- **Problem requirements**
Your answer must be the full set of records, copied exactly, with no pictures in it.

- **Input**
--- START ---
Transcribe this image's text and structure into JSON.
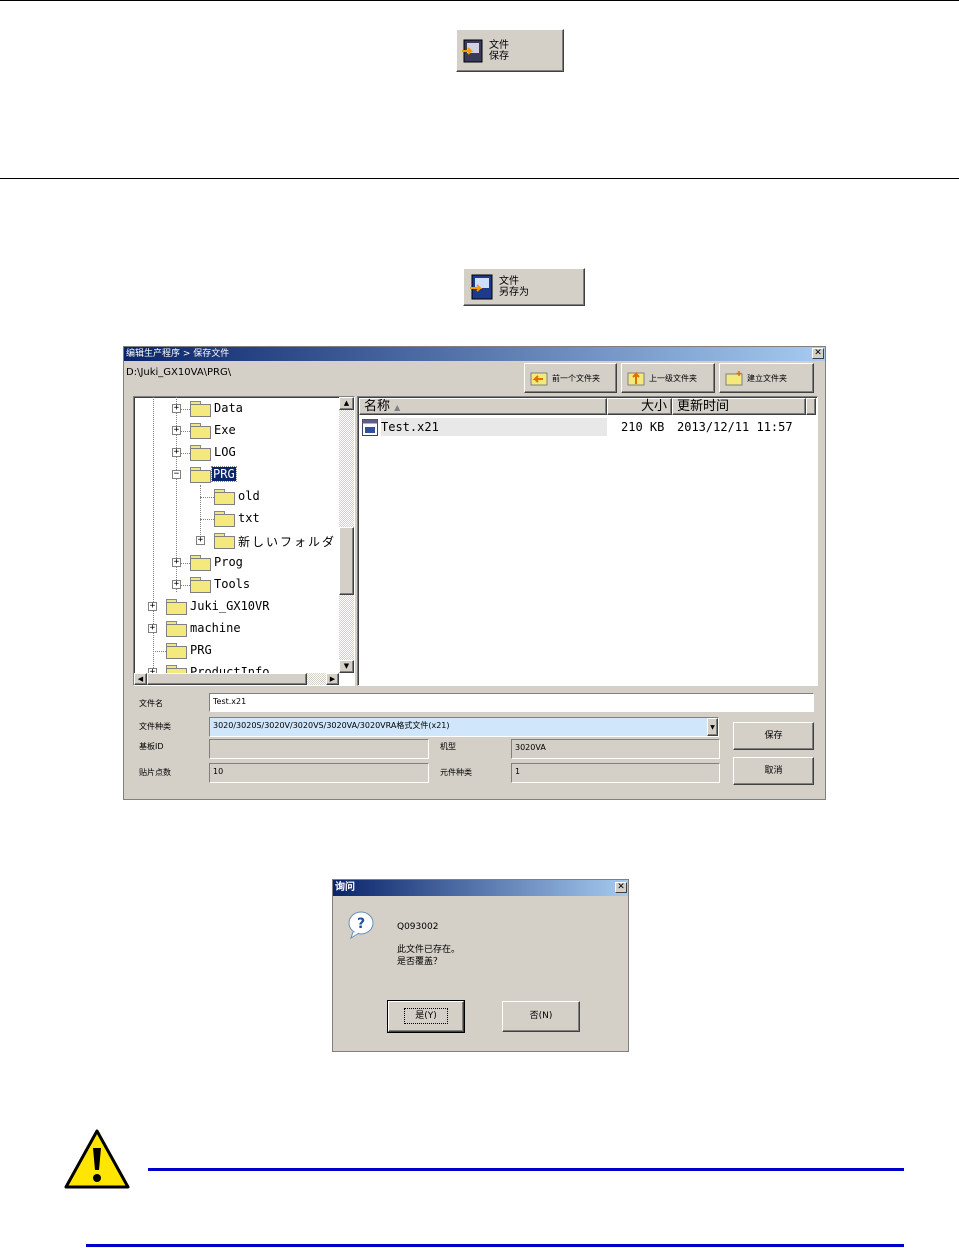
{
  "top_button": {
    "line1": "文件",
    "line2": "保存"
  },
  "saveas_button": {
    "line1": "文件",
    "line2": "另存为"
  },
  "dialog": {
    "title": "编辑生产程序 > 保存文件",
    "path": "D:\\Juki_GX10VA\\PRG\\",
    "toolbar": {
      "back": "前一个文件夹",
      "up": "上一级文件夹",
      "new_folder": "建立文件夹"
    },
    "tree": {
      "items": [
        {
          "label": "Data"
        },
        {
          "label": "Exe"
        },
        {
          "label": "LOG"
        },
        {
          "label": "PRG"
        },
        {
          "label": "old"
        },
        {
          "label": "txt"
        },
        {
          "label": "新しいフォルダ"
        },
        {
          "label": "Prog"
        },
        {
          "label": "Tools"
        },
        {
          "label": "Juki_GX10VR"
        },
        {
          "label": "machine"
        },
        {
          "label": "PRG"
        },
        {
          "label": "ProductInfo"
        }
      ]
    },
    "list": {
      "col_name": "名称",
      "col_size": "大小",
      "col_date": "更新时间",
      "rows": [
        {
          "name": "Test.x21",
          "size": "210 KB",
          "date": "2013/12/11 11:57"
        }
      ]
    },
    "form": {
      "filename_label": "文件名",
      "filename_value": "Test.x21",
      "filetype_label": "文件种类",
      "filetype_value": "3020/3020S/3020V/3020VS/3020VA/3020VRA格式文件(x21)",
      "board_id_label": "基板ID",
      "board_id_value": "",
      "model_label": "机型",
      "model_value": "3020VA",
      "points_label": "贴片点数",
      "points_value": "10",
      "parts_label": "元件种类",
      "parts_value": "1",
      "save_btn": "保存",
      "cancel_btn": "取消"
    }
  },
  "confirm": {
    "title": "询问",
    "code": "Q093002",
    "line1": "此文件已存在。",
    "line2": "是否覆盖？",
    "yes": "是(Y)",
    "no": "否(N)"
  },
  "colors": {
    "accent_line": "#0000cc",
    "titlebar": "#0a246a",
    "selection": "#0a246a"
  }
}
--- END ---
- **Answer for the task**
Transcribe this image's text and structure into JSON.
{
  "top_button": {
    "line1": "文件",
    "line2": "保存"
  },
  "saveas_button": {
    "line1": "文件",
    "line2": "另存为"
  },
  "dialog": {
    "title": "编辑生产程序 > 保存文件",
    "path": "D:\\Juki_GX10VA\\PRG\\",
    "toolbar": {
      "back": "前一个文件夹",
      "up": "上一级文件夹",
      "new_folder": "建立文件夹"
    },
    "tree": {
      "items": [
        {
          "label": "Data"
        },
        {
          "label": "Exe"
        },
        {
          "label": "LOG"
        },
        {
          "label": "PRG"
        },
        {
          "label": "old"
        },
        {
          "label": "txt"
        },
        {
          "label": "新しいフォルダ"
        },
        {
          "label": "Prog"
        },
        {
          "label": "Tools"
        },
        {
          "label": "Juki_GX10VR"
        },
        {
          "label": "machine"
        },
        {
          "label": "PRG"
        },
        {
          "label": "ProductInfo"
        }
      ]
    },
    "list": {
      "col_name": "名称",
      "col_size": "大小",
      "col_date": "更新时间",
      "rows": [
        {
          "name": "Test.x21",
          "size": "210 KB",
          "date": "2013/12/11 11:57"
        }
      ]
    },
    "form": {
      "filename_label": "文件名",
      "filename_value": "Test.x21",
      "filetype_label": "文件种类",
      "filetype_value": "3020/3020S/3020V/3020VS/3020VA/3020VRA格式文件(x21)",
      "board_id_label": "基板ID",
      "board_id_value": "",
      "model_label": "机型",
      "model_value": "3020VA",
      "points_label": "贴片点数",
      "points_value": "10",
      "parts_label": "元件种类",
      "parts_value": "1",
      "save_btn": "保存",
      "cancel_btn": "取消"
    }
  },
  "confirm": {
    "title": "询问",
    "code": "Q093002",
    "line1": "此文件已存在。",
    "line2": "是否覆盖？",
    "yes": "是(Y)",
    "no": "否(N)"
  },
  "colors": {
    "accent_line": "#0000cc",
    "titlebar": "#0a246a",
    "selection": "#0a246a"
  }
}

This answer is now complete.